Researchers tweak the immune system to target cells bearing tumor antigens
Researchers at the Max Delbrück Center for Molecular Medicine (MDC) Berlin-Buch and Charité - Universitätsmedizin Berlin, Campus Berlin-Buch, have succeeded in generating cells of the immune system to specifically target and destroy cancer cells. The research findings of Matthias Obenaus, Professor Thomas Blankenstein (MDC and Charité), Dr. Matthias Leisegang (MDC) and Professor Wolfgang Uckert (Humboldt-Universität zu Berlin and MDC) as well as Professor Dolores Schendel (Medigene AG, Planegg/Martinsried) have now been published in Nature Biotechnology online.
The immune system of the body is trained to distinguish between "foreign" and "self" and to recognize and destroy exogenous structures. In cancer, however, the immune system appears to be quite docile in its response. While it is capable of detecting cancer cells because they often bear characteristics (antigens) on their surfaces that identify them as pathologically altered cells, usually the immune system does not mount an attack but rather tolerates them. The reason: The cancer cells are endogenous to the body, and immune cells do not recognize them as foreign, as they would pathogens. The researchers want to break this tolerance in order to develop therapies against cancer.

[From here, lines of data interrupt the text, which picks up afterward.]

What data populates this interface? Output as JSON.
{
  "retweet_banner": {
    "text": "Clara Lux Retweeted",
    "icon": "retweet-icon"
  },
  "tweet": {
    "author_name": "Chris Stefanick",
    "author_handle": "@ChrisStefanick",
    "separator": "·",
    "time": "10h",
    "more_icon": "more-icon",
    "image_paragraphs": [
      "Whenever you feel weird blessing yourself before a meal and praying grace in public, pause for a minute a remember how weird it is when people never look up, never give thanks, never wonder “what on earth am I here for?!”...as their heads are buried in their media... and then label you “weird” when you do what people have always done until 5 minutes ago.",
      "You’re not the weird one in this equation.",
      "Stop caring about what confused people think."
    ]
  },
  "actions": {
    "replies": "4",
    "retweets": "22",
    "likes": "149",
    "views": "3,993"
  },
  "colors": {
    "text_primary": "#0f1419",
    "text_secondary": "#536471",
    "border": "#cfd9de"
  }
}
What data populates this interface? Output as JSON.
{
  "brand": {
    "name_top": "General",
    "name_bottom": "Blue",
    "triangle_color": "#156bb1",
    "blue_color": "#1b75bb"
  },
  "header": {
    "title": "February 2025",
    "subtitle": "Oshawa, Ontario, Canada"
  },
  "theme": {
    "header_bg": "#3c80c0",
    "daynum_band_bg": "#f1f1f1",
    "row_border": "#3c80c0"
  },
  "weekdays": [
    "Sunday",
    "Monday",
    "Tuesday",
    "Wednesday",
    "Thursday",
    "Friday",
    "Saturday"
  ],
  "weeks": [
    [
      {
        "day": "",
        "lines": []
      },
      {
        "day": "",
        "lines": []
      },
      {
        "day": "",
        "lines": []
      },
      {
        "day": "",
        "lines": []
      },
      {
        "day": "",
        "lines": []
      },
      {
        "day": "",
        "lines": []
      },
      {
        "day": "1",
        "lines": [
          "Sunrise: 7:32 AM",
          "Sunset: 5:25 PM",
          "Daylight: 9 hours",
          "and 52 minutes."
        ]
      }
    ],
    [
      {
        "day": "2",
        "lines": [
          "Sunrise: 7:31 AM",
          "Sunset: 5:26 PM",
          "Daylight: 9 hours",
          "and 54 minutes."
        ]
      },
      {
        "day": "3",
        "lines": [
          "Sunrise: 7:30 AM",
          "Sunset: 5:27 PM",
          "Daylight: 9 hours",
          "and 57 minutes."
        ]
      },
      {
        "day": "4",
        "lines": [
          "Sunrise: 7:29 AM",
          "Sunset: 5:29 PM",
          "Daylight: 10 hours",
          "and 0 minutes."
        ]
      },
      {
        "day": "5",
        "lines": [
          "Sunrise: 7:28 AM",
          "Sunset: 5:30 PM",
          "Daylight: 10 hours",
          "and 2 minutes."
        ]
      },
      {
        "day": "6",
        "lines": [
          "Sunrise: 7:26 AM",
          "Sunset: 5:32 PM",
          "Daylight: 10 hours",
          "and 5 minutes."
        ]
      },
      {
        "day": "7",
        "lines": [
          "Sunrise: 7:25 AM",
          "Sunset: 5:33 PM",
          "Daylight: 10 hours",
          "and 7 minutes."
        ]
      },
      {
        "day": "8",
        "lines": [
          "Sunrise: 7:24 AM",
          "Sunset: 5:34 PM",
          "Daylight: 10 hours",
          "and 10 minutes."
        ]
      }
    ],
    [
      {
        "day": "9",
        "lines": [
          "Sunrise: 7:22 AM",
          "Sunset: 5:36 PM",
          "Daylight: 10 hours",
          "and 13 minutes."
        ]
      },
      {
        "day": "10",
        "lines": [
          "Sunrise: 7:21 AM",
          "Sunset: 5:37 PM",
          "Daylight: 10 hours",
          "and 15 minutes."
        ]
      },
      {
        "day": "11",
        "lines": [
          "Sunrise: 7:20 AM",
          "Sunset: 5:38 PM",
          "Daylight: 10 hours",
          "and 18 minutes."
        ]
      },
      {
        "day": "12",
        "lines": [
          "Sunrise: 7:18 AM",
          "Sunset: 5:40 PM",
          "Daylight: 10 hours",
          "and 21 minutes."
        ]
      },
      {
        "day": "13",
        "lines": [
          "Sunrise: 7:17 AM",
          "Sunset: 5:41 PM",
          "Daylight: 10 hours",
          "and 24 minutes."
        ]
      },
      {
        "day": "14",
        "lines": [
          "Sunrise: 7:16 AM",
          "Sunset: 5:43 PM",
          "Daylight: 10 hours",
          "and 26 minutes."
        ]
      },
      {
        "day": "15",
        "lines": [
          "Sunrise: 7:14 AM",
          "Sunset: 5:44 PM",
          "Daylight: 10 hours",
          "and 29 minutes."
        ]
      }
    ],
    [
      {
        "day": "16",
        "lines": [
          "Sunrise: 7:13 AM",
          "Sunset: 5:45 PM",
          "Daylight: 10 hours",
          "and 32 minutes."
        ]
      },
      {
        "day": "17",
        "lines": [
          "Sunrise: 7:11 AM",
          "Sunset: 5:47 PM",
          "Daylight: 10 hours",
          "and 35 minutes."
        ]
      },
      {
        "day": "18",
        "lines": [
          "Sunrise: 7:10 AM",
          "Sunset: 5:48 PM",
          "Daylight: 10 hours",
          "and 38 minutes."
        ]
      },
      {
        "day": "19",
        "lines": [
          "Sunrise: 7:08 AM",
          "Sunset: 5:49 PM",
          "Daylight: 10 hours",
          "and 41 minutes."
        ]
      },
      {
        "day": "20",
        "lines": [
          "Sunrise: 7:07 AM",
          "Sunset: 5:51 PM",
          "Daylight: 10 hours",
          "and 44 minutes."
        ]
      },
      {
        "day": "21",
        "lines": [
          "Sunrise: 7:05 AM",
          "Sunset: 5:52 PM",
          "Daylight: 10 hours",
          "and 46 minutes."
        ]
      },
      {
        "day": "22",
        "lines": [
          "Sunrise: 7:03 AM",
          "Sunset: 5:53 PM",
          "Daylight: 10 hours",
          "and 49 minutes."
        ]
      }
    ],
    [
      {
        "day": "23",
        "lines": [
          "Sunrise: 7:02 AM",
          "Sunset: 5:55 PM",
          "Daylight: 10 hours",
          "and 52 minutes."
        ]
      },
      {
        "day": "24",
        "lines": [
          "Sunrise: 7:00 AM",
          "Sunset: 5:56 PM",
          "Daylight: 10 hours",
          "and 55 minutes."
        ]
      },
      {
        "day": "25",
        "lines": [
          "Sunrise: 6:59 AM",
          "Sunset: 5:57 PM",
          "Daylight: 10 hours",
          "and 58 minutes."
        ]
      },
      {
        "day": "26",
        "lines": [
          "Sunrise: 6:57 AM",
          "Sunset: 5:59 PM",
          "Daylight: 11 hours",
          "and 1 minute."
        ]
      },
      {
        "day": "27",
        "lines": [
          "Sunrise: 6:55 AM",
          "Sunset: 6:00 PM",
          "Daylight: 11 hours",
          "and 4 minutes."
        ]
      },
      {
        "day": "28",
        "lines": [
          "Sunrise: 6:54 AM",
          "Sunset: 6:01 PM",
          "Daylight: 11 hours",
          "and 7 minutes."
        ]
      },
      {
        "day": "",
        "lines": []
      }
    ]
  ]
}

T cells are the linchpin in the attack of the immune system. On their surface they have anchor molecules (receptors) with which they recognize foreign structures, the antigens of bacteria or viruses, and thus can target and destroy invaders. Cancer researchers and immunologists are attempting to mobilize this property of the T cells in the fight against cancer. The objective is to develop T cells that specifically recognize and attack only cancer cells but spare other body cells.
Now Matthias Obenaus, Professor Blankenstein, Dr. Leisegang, Professor Uckert and Professor Schendel have developed human T cell receptors (TCRs) that have no tolerance toward human cancer antigens and specifically recognize the antigen MAGE-A1, which is present on various human tumor cells. Instead of directly using human-derived TCRs, which do not mediate substantial anti-tumor effects, the scientists took a "detour" over a mouse model.
First, the researchers transferred the genetic information for human TCRs into the mice, thus creating an entire arsenal of human TCRs (Nature Medicine, DOI: 10.1038/nm.2197). When the humanized mouse T cells come into contact with human cancer cells, they perceive the tumor antigens as foreign - like viral or bacterial antigens. Thus, the T cells can specifically target, attack and destroy the tumor cells.
The researchers subsequently isolated the human T-cell receptors of these mice, which are specifically targeted toward the tumor antigen MAGE-A1. Then they transferred the T-cell receptors into human T cells, thereby training them to recognize the cancer cells as foreign.
Some people possess T cells which naturally recognize MAGE-A1 on tumor cells, but only in the Petri dish. In studies using an animal model, only the human TCRs derived from mice were shown to be effective against the tumor. The TCRs from human T cells ignored the tumor completely. The comparison with the tweaked human TCRs from the mouse model shows that the TCRs of patients cannot recognize the tumor antigens sufficiently; they are too weak. "The fact that our TCRs from the mouse are better is a strong indication that the T cells of a human are tolerant toward MAGE-A1," said Matthias Obenaus and Professor Blankenstein.
Using the T-cell receptors they developed, the researchers are planning an initial clinical trial with patients with MAGE-A1 positive multiple myeloma, a malignant disease of the bone marrow.